(Element data from apps and pages)
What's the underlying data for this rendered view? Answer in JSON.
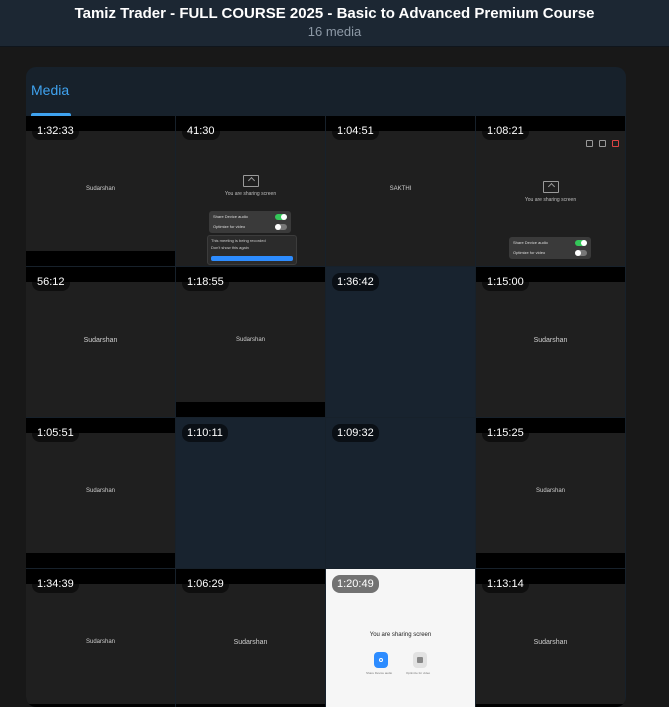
{
  "header": {
    "title": "Tamiz Trader - FULL COURSE 2025 - Basic to Advanced Premium Course",
    "subtitle": "16 media"
  },
  "tabs": [
    {
      "label": "Media",
      "active": true
    }
  ],
  "colors": {
    "accent": "#3fa3f0",
    "panel": "#17212b",
    "background": "#181818"
  },
  "media": [
    {
      "duration": "1:32:33",
      "caption": "Sudarshan",
      "style": "dark"
    },
    {
      "duration": "41:30",
      "style": "share-dialog",
      "share_text": "You are sharing screen",
      "option_1": "Share Device audio",
      "option_2": "Optimize for video",
      "record_text": "This meeting is being recorded",
      "dont_show": "Don't show this again"
    },
    {
      "duration": "1:04:51",
      "caption": "SAKTHI",
      "style": "dark"
    },
    {
      "duration": "1:08:21",
      "style": "share-plain",
      "share_text": "You are sharing screen",
      "option_1": "Share Device audio",
      "option_2": "Optimize for video"
    },
    {
      "duration": "56:12",
      "caption": "Sudarshan",
      "style": "dark-big"
    },
    {
      "duration": "1:18:55",
      "caption": "Sudarshan",
      "style": "dark"
    },
    {
      "duration": "1:36:42",
      "style": "blue"
    },
    {
      "duration": "1:15:00",
      "caption": "Sudarshan",
      "style": "dark-big"
    },
    {
      "duration": "1:05:51",
      "caption": "Sudarshan",
      "style": "dark"
    },
    {
      "duration": "1:10:11",
      "style": "blue"
    },
    {
      "duration": "1:09:32",
      "style": "blue"
    },
    {
      "duration": "1:15:25",
      "caption": "Sudarshan",
      "style": "dark"
    },
    {
      "duration": "1:34:39",
      "caption": "Sudarshan",
      "style": "dark"
    },
    {
      "duration": "1:06:29",
      "caption": "Sudarshan",
      "style": "dark-big"
    },
    {
      "duration": "1:20:49",
      "style": "white",
      "share_text": "You are sharing screen",
      "btn_1": "Share Device audio",
      "btn_2": "Optimize for video"
    },
    {
      "duration": "1:13:14",
      "caption": "Sudarshan",
      "style": "dark-big"
    }
  ]
}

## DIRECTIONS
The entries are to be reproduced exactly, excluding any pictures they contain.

## EXPECTED ANSWER
What's the underlying data for this rendered view? Answer in JSON.
{
  "header": {
    "title": "Tamiz Trader - FULL COURSE 2025 - Basic to Advanced Premium Course",
    "subtitle": "16 media"
  },
  "tabs": [
    {
      "label": "Media",
      "active": true
    }
  ],
  "colors": {
    "accent": "#3fa3f0",
    "panel": "#17212b",
    "background": "#181818"
  },
  "media": [
    {
      "duration": "1:32:33",
      "caption": "Sudarshan",
      "style": "dark"
    },
    {
      "duration": "41:30",
      "style": "share-dialog",
      "share_text": "You are sharing screen",
      "option_1": "Share Device audio",
      "option_2": "Optimize for video",
      "record_text": "This meeting is being recorded",
      "dont_show": "Don't show this again"
    },
    {
      "duration": "1:04:51",
      "caption": "SAKTHI",
      "style": "dark"
    },
    {
      "duration": "1:08:21",
      "style": "share-plain",
      "share_text": "You are sharing screen",
      "option_1": "Share Device audio",
      "option_2": "Optimize for video"
    },
    {
      "duration": "56:12",
      "caption": "Sudarshan",
      "style": "dark-big"
    },
    {
      "duration": "1:18:55",
      "caption": "Sudarshan",
      "style": "dark"
    },
    {
      "duration": "1:36:42",
      "style": "blue"
    },
    {
      "duration": "1:15:00",
      "caption": "Sudarshan",
      "style": "dark-big"
    },
    {
      "duration": "1:05:51",
      "caption": "Sudarshan",
      "style": "dark"
    },
    {
      "duration": "1:10:11",
      "style": "blue"
    },
    {
      "duration": "1:09:32",
      "style": "blue"
    },
    {
      "duration": "1:15:25",
      "caption": "Sudarshan",
      "style": "dark"
    },
    {
      "duration": "1:34:39",
      "caption": "Sudarshan",
      "style": "dark"
    },
    {
      "duration": "1:06:29",
      "caption": "Sudarshan",
      "style": "dark-big"
    },
    {
      "duration": "1:20:49",
      "style": "white",
      "share_text": "You are sharing screen",
      "btn_1": "Share Device audio",
      "btn_2": "Optimize for video"
    },
    {
      "duration": "1:13:14",
      "caption": "Sudarshan",
      "style": "dark-big"
    }
  ]
}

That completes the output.